It also marked just the fourth time this season, and first in 12 May outings, that Downs allowed two hits in a game, preventing Toronto from winning its first series at Anaheim since taking two of three on May 17-18, 2006.
In the ninth, the left-handed Downs served up a leadoff double to hot-hitting Angels catcher Mike Napoli, who is batting .417 over his last seven games.
After Maicer Izturis's groundout to first base moved Napoli to third, Blue Jays manager Cito Gaston had Downs intentionally walk pinch-hitter Juan Rivera and Erick Aybar to load the bases.
Toronto shortstop Alex Gonzalez made a pretty defensive play against the next batter, Howie Kendrick. He scooped up a grounder, spun around and threw the ball from his knees to catcher Jose Molina to erase Napoli at home for the second out of the inning, before Abreu's heroics.
"There's no room for error with the intentional walks," said Downs, who saw his record slip to 1-4 this season. "I made a pitch to get the first ground ball, then I made a decent pitch to Abreu and he hit it.
"He and I have faced each other a lot and had a lot of battles. I wanted action on that pitch and not go 3-2, especially with a guy like him and the eye he has at the plate. He's a professional hitter."
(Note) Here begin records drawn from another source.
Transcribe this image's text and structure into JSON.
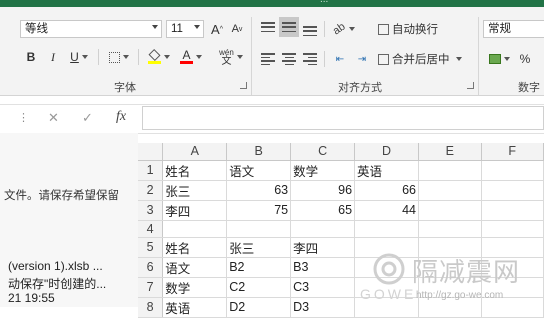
{
  "ribbon": {
    "title_fragment": "...",
    "font": {
      "name": "等线",
      "size": "11",
      "grow_label": "A",
      "shrink_label": "A",
      "bold": "B",
      "italic": "I",
      "underline": "U",
      "font_color_letter": "A",
      "phonetic_top": "wén",
      "phonetic_bottom": "文",
      "group_label": "字体"
    },
    "alignment": {
      "wrap_text": "自动换行",
      "merge_center": "合并后居中",
      "group_label": "对齐方式"
    },
    "number": {
      "format": "常规",
      "percent": "%",
      "group_label": "数字"
    },
    "colors": {
      "accent": "#217346",
      "highlight": "#ffff00",
      "font_color": "#ff0000"
    }
  },
  "formula_bar": {
    "cancel": "✕",
    "enter": "✓",
    "fx": "fx",
    "value": ""
  },
  "left_panel": {
    "message": "文件。请保存希望保留",
    "files": [
      {
        "name": "(version 1).xlsb ...",
        "desc": "动保存\"时创建的...",
        "time": "21 19:55"
      }
    ]
  },
  "sheet": {
    "columns": [
      "A",
      "B",
      "C",
      "D",
      "E",
      "F"
    ],
    "rows": [
      {
        "num": "1",
        "cells": [
          "姓名",
          "语文",
          "数学",
          "英语",
          "",
          ""
        ]
      },
      {
        "num": "2",
        "cells": [
          "张三",
          "63",
          "96",
          "66",
          "",
          ""
        ]
      },
      {
        "num": "3",
        "cells": [
          "李四",
          "75",
          "65",
          "44",
          "",
          ""
        ]
      },
      {
        "num": "4",
        "cells": [
          "",
          "",
          "",
          "",
          "",
          ""
        ]
      },
      {
        "num": "5",
        "cells": [
          "姓名",
          "张三",
          "李四",
          "",
          "",
          ""
        ]
      },
      {
        "num": "6",
        "cells": [
          "语文",
          "B2",
          "B3",
          "",
          "",
          ""
        ]
      },
      {
        "num": "7",
        "cells": [
          "数学",
          "C2",
          "C3",
          "",
          "",
          ""
        ]
      },
      {
        "num": "8",
        "cells": [
          "英语",
          "D2",
          "D3",
          "",
          "",
          ""
        ]
      }
    ]
  },
  "watermark": {
    "brand": "隔减震网",
    "latin": "GOWE",
    "url": "http://gz.go-we.com"
  }
}
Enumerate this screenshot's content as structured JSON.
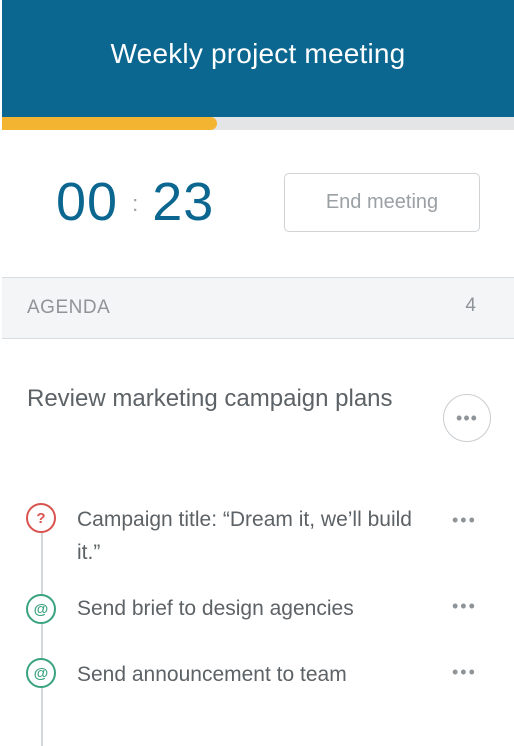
{
  "header": {
    "title": "Weekly project meeting"
  },
  "progress": {
    "fraction": 0.42,
    "color": "#f3b531"
  },
  "timer": {
    "minutes": "00",
    "separator": ":",
    "seconds": "23"
  },
  "end_button": {
    "label": "End meeting"
  },
  "agenda": {
    "label": "AGENDA",
    "count": "4"
  },
  "agenda_item": {
    "title": "Review marketing campaign plans",
    "more_label": "•••",
    "sub_items": [
      {
        "icon": "question-icon",
        "glyph": "?",
        "text": "Campaign title: “Dream it, we’ll build it.”",
        "more": "•••"
      },
      {
        "icon": "mention-icon",
        "glyph": "@",
        "text": "Send brief to design agencies",
        "more": "•••"
      },
      {
        "icon": "mention-icon",
        "glyph": "@",
        "text": "Send announcement to team",
        "more": "•••"
      }
    ]
  },
  "colors": {
    "header_bg": "#0b6790",
    "accent": "#0b6790",
    "question": "#d9534f",
    "mention": "#3aa37e"
  }
}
In the top of the ninth, Abreu broke late on a Gonzalez fly ball and watched the ball bounce off the heel of his glove for a two-base error. Two batters later, John Buck stroked a double down the left-field line off Angels closer Brian Fuentes (2-1) to tie the game 5-5.
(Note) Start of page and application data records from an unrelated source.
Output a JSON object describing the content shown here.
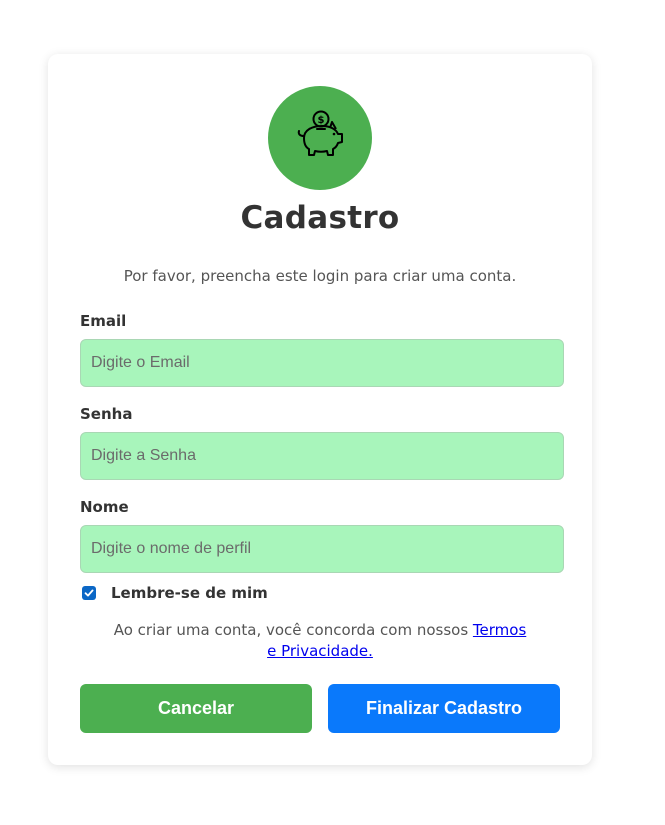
{
  "brand": {
    "logo_icon": "piggy-bank-icon",
    "logo_color": "#4caf50"
  },
  "form": {
    "title": "Cadastro",
    "subtitle": "Por favor, preencha este login para criar uma conta.",
    "email": {
      "label": "Email",
      "placeholder": "Digite o Email",
      "value": ""
    },
    "password": {
      "label": "Senha",
      "placeholder": "Digite a Senha",
      "value": ""
    },
    "name": {
      "label": "Nome",
      "placeholder": "Digite o nome de perfil",
      "value": ""
    },
    "remember": {
      "label": "Lembre-se de mim",
      "checked": true
    },
    "terms": {
      "text": "Ao criar uma conta, você concorda com nossos ",
      "link": "Termos e Privacidade."
    },
    "buttons": {
      "cancel": "Cancelar",
      "submit": "Finalizar Cadastro"
    }
  },
  "colors": {
    "input_bg": "#a8f5bb",
    "cancel_bg": "#4caf50",
    "submit_bg": "#0a79fb",
    "link": "#0000ee"
  }
}
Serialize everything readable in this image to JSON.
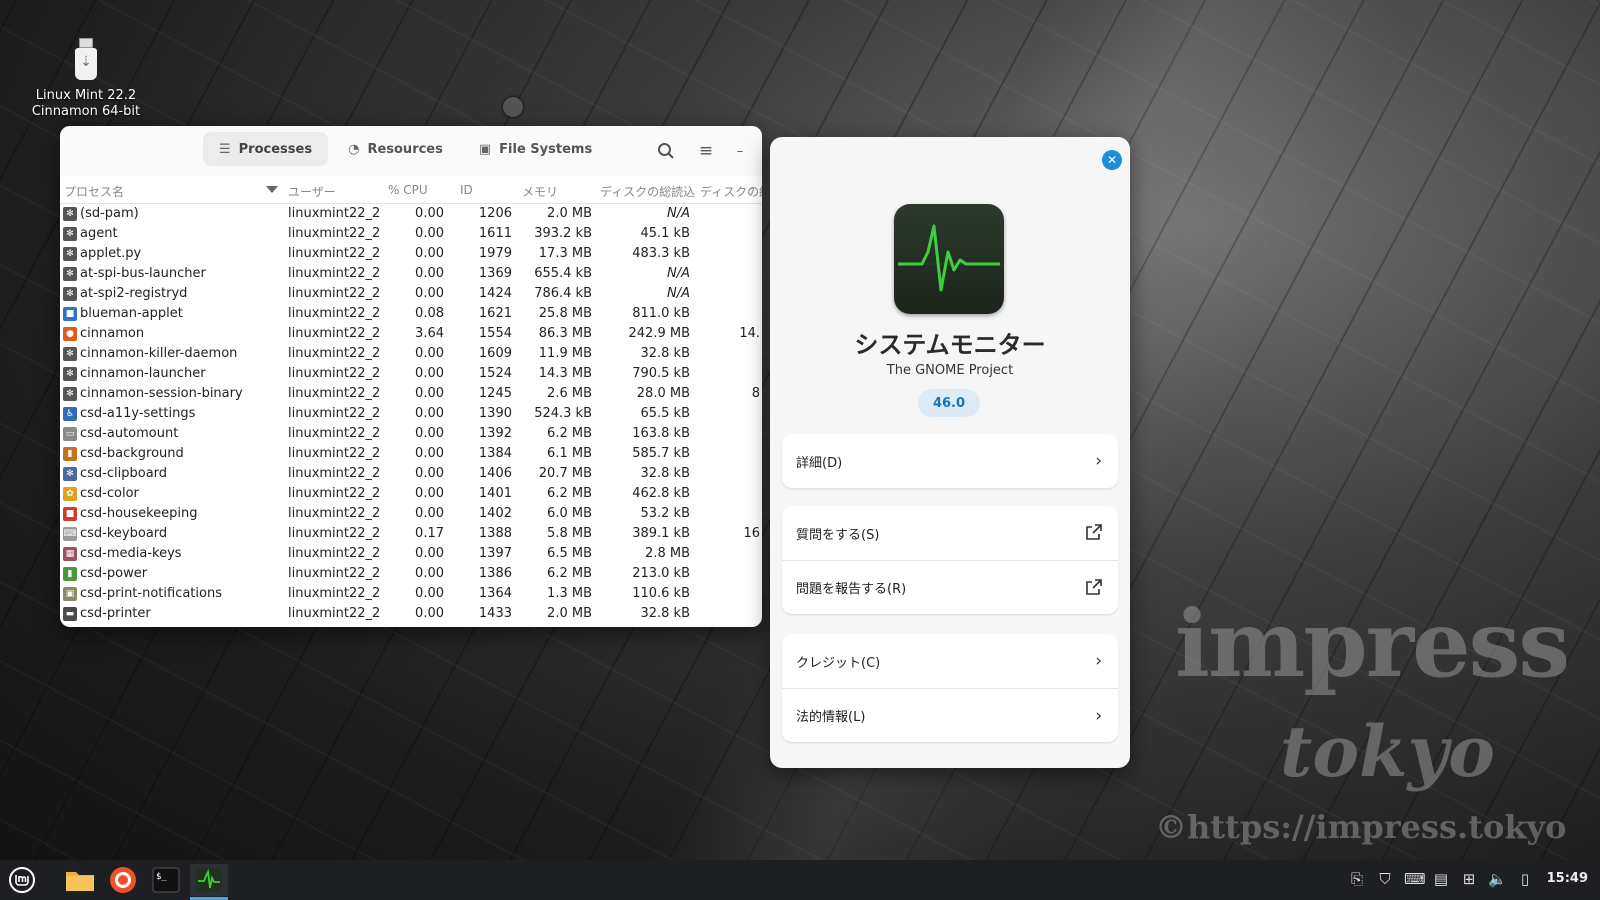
{
  "desktop": {
    "icon_label_line1": "Linux Mint 22.2",
    "icon_label_line2": "Cinnamon 64-bit",
    "watermark1": "impress",
    "watermark2": "tokyo",
    "watermark3": "©https://impress.tokyo"
  },
  "sysmon": {
    "tabs": [
      {
        "label": "Processes",
        "icon": "list-icon"
      },
      {
        "label": "Resources",
        "icon": "gauge-icon"
      },
      {
        "label": "File Systems",
        "icon": "disk-icon"
      }
    ],
    "columns": {
      "name": "プロセス名",
      "user": "ユーザー",
      "cpu": "% CPU",
      "id": "ID",
      "mem": "メモリ",
      "disk_read": "ディスクの総読込",
      "disk_write": "ディスクの総"
    },
    "rows": [
      {
        "name": "(sd-pam)",
        "user": "linuxmint22_2",
        "cpu": "0.00",
        "id": "1206",
        "mem": "2.0 MB",
        "disk": "N/A",
        "disk2": "",
        "icon": "gear",
        "color": "#555555"
      },
      {
        "name": "agent",
        "user": "linuxmint22_2",
        "cpu": "0.00",
        "id": "1611",
        "mem": "393.2 kB",
        "disk": "45.1 kB",
        "disk2": "",
        "icon": "gear",
        "color": "#555555"
      },
      {
        "name": "applet.py",
        "user": "linuxmint22_2",
        "cpu": "0.00",
        "id": "1979",
        "mem": "17.3 MB",
        "disk": "483.3 kB",
        "disk2": "",
        "icon": "gear",
        "color": "#555555"
      },
      {
        "name": "at-spi-bus-launcher",
        "user": "linuxmint22_2",
        "cpu": "0.00",
        "id": "1369",
        "mem": "655.4 kB",
        "disk": "N/A",
        "disk2": "",
        "icon": "gear",
        "color": "#555555"
      },
      {
        "name": "at-spi2-registryd",
        "user": "linuxmint22_2",
        "cpu": "0.00",
        "id": "1424",
        "mem": "786.4 kB",
        "disk": "N/A",
        "disk2": "",
        "icon": "gear",
        "color": "#555555"
      },
      {
        "name": "blueman-applet",
        "user": "linuxmint22_2",
        "cpu": "0.08",
        "id": "1621",
        "mem": "25.8 MB",
        "disk": "811.0 kB",
        "disk2": "",
        "icon": "square",
        "color": "#2f73c8"
      },
      {
        "name": "cinnamon",
        "user": "linuxmint22_2",
        "cpu": "3.64",
        "id": "1554",
        "mem": "86.3 MB",
        "disk": "242.9 MB",
        "disk2": "14.",
        "icon": "circle",
        "color": "#e05a1d"
      },
      {
        "name": "cinnamon-killer-daemon",
        "user": "linuxmint22_2",
        "cpu": "0.00",
        "id": "1609",
        "mem": "11.9 MB",
        "disk": "32.8 kB",
        "disk2": "",
        "icon": "gear",
        "color": "#555555"
      },
      {
        "name": "cinnamon-launcher",
        "user": "linuxmint22_2",
        "cpu": "0.00",
        "id": "1524",
        "mem": "14.3 MB",
        "disk": "790.5 kB",
        "disk2": "",
        "icon": "gear",
        "color": "#555555"
      },
      {
        "name": "cinnamon-session-binary",
        "user": "linuxmint22_2",
        "cpu": "0.00",
        "id": "1245",
        "mem": "2.6 MB",
        "disk": "28.0 MB",
        "disk2": "8",
        "icon": "gear",
        "color": "#555555"
      },
      {
        "name": "csd-a11y-settings",
        "user": "linuxmint22_2",
        "cpu": "0.00",
        "id": "1390",
        "mem": "524.3 kB",
        "disk": "65.5 kB",
        "disk2": "",
        "icon": "person",
        "color": "#2f6db5"
      },
      {
        "name": "csd-automount",
        "user": "linuxmint22_2",
        "cpu": "0.00",
        "id": "1392",
        "mem": "6.2 MB",
        "disk": "163.8 kB",
        "disk2": "",
        "icon": "drive",
        "color": "#8a8a8a"
      },
      {
        "name": "csd-background",
        "user": "linuxmint22_2",
        "cpu": "0.00",
        "id": "1384",
        "mem": "6.1 MB",
        "disk": "585.7 kB",
        "disk2": "",
        "icon": "bars",
        "color": "#c8701e"
      },
      {
        "name": "csd-clipboard",
        "user": "linuxmint22_2",
        "cpu": "0.00",
        "id": "1406",
        "mem": "20.7 MB",
        "disk": "32.8 kB",
        "disk2": "",
        "icon": "gear",
        "color": "#4a6a9a"
      },
      {
        "name": "csd-color",
        "user": "linuxmint22_2",
        "cpu": "0.00",
        "id": "1401",
        "mem": "6.2 MB",
        "disk": "462.8 kB",
        "disk2": "",
        "icon": "flower",
        "color": "#e0a020"
      },
      {
        "name": "csd-housekeeping",
        "user": "linuxmint22_2",
        "cpu": "0.00",
        "id": "1402",
        "mem": "6.0 MB",
        "disk": "53.2 kB",
        "disk2": "",
        "icon": "square",
        "color": "#d23a2a"
      },
      {
        "name": "csd-keyboard",
        "user": "linuxmint22_2",
        "cpu": "0.17",
        "id": "1388",
        "mem": "5.8 MB",
        "disk": "389.1 kB",
        "disk2": "16",
        "icon": "keyboard",
        "color": "#9a9a9a"
      },
      {
        "name": "csd-media-keys",
        "user": "linuxmint22_2",
        "cpu": "0.00",
        "id": "1397",
        "mem": "6.5 MB",
        "disk": "2.8 MB",
        "disk2": "",
        "icon": "keys",
        "color": "#a05060"
      },
      {
        "name": "csd-power",
        "user": "linuxmint22_2",
        "cpu": "0.00",
        "id": "1386",
        "mem": "6.2 MB",
        "disk": "213.0 kB",
        "disk2": "",
        "icon": "battery",
        "color": "#4a9a3a"
      },
      {
        "name": "csd-print-notifications",
        "user": "linuxmint22_2",
        "cpu": "0.00",
        "id": "1364",
        "mem": "1.3 MB",
        "disk": "110.6 kB",
        "disk2": "",
        "icon": "print",
        "color": "#8a8a6a"
      },
      {
        "name": "csd-printer",
        "user": "linuxmint22_2",
        "cpu": "0.00",
        "id": "1433",
        "mem": "2.0 MB",
        "disk": "32.8 kB",
        "disk2": "",
        "icon": "printer",
        "color": "#4a4a4a"
      }
    ]
  },
  "about": {
    "app_name": "システムモニター",
    "developer": "The GNOME Project",
    "version": "46.0",
    "details": "詳細(D)",
    "ask": "質問をする(S)",
    "report": "問題を報告する(R)",
    "credits": "クレジット(C)",
    "legal": "法的情報(L)"
  },
  "taskbar": {
    "clock": "15:49",
    "apps": [
      "files",
      "firefox",
      "terminal",
      "system-monitor"
    ]
  },
  "colors": {
    "accent": "#1c8fd8",
    "pulse_green": "#3ecf3e",
    "taskbar": "#1d1f22"
  }
}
Los Angeles starter Joel Pineiro handed a 5-3 lead to an Angels bullpen that began the night with a 5.36 earned-run average on the season, but the Blue Jays cut the margin in half in the seventh.
Kevin Jepsen struck out Gonzalez to start the inning and then allowed a single to Jose Bautista. After Jepsen fanned Buck, Edwin Encarnacion drilled an 0-1 pitch to the gap in left-centre to score Bautista from first.
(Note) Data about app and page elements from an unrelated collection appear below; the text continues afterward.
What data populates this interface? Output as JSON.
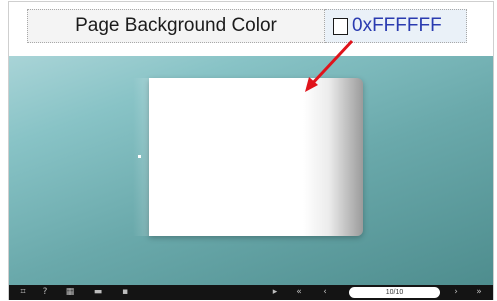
{
  "property": {
    "name": "Page Background Color",
    "value": "0xFFFFFF",
    "swatch_color": "#FFFFFF"
  },
  "stage": {
    "gradient_colors": [
      "#a9d4d7",
      "#88c3c6",
      "#6aa9ab",
      "#4e8d8e"
    ],
    "arrow_color": "#e0131b"
  },
  "toolbar": {
    "left_icons": [
      "fullscreen-icon",
      "help-icon",
      "thumbnails-icon",
      "print-icon",
      "download-icon"
    ],
    "right_icons": [
      "play-icon",
      "first-page-icon",
      "prev-page-icon",
      "next-page-icon",
      "last-page-icon"
    ],
    "page_indicator": "10/10"
  }
}
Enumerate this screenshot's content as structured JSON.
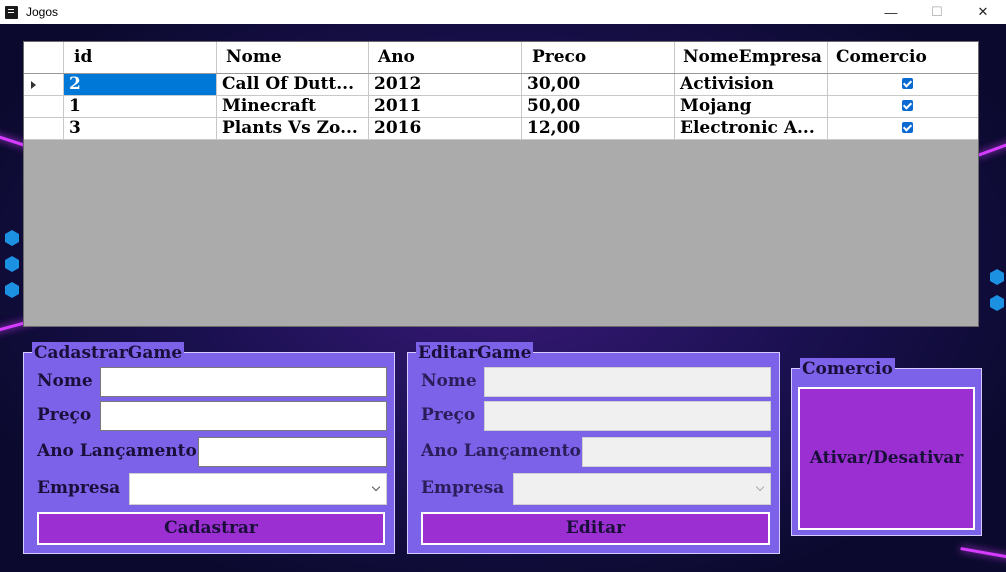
{
  "window": {
    "title": "Jogos",
    "controls": {
      "minimize": "—",
      "maximize": "☐",
      "close": "✕"
    }
  },
  "grid": {
    "columns": [
      "id",
      "Nome",
      "Ano",
      "Preco",
      "NomeEmpresa",
      "Comercio"
    ],
    "rows": [
      {
        "id": "2",
        "nome": "Call Of Dutt...",
        "ano": "2012",
        "preco": "30,00",
        "empresa": "Activision",
        "comercio": true,
        "selected": true
      },
      {
        "id": "1",
        "nome": "Minecraft",
        "ano": "2011",
        "preco": "50,00",
        "empresa": "Mojang",
        "comercio": true,
        "selected": false
      },
      {
        "id": "3",
        "nome": "Plants Vs Zo...",
        "ano": "2016",
        "preco": "12,00",
        "empresa": "Electronic A...",
        "comercio": true,
        "selected": false
      }
    ]
  },
  "cadastrar": {
    "legend": "CadastrarGame",
    "nome_label": "Nome",
    "nome_value": "",
    "preco_label": "Preço",
    "preco_value": "",
    "ano_label": "Ano Lançamento",
    "ano_value": "",
    "empresa_label": "Empresa",
    "empresa_value": "",
    "button": "Cadastrar"
  },
  "editar": {
    "legend": "EditarGame",
    "nome_label": "Nome",
    "nome_value": "",
    "preco_label": "Preço",
    "preco_value": "",
    "ano_label": "Ano Lançamento",
    "ano_value": "",
    "empresa_label": "Empresa",
    "empresa_value": "",
    "button": "Editar"
  },
  "comercio": {
    "legend": "Comercio",
    "button": "Ativar/Desativar"
  },
  "colors": {
    "group_bg": "#7b62e8",
    "button_bg": "#9b2fd1",
    "selection": "#0078d7",
    "checkbox": "#0b6ad1"
  }
}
Pineiro, making his first start versus Toronto since July 2006 and coming off his fifth loss in eight decisions, set down the Blue Jays in order in the first inning. But the right-hander gave up three runs in the second on three walks and a two-run single by left-fielder Jeremy Reed.
"It's weird, because I wasn't getting hit around. It was just the walks," Pineiro said. "[Injured catcher] Jeff Mathis was telling me: 'What are you doing? The ball is moving so much.' I couldn't control it. Maybe I was just guiding it so much. But after that inning I kind of settled down and all of my pitches came around. Then I was back to being myself again."
Staked to an early lead, Toronto starter Brandon Morrow had his fastball working and escaped some early wildness by striking out four in the first two innings.
But back-to-back walks to Michael Ryan and Aybar in the third came back to haunt the first-year Blue Jay as Kendrick followed with a run-scoring double and Abreu hit a sacrifice fly that cut the deficit to 3-2.
The Angels drew even in the fourth and Morrow was chased after allowing three runs (all earned) on three hits in five innings pitched, and saw his ERA soar to 6.66.
Designated hitter Hideki Matsui gave the home side its first lead of the night in the sixth inning with a two-run home run to right-centre off Toronto reliever Rommie Lewis.
The Blue Jays did not get more than four hits against any of the Angels' starting pitchers in this three-game series, including Joe Saunders and Ervin Santana.
Toronto finished 3-5 on its eight-game road trip and dropped to fourth place in the American League East standings with a 27-22 record, a half-game behind third-place Boston (27-21), which downed division-leading Tampa Bay 11-3 on Wednesday.
The Blue Jays are off Thursday before opening a nine-game homestand on Friday against Baltimore at 7:07 p.m. ET.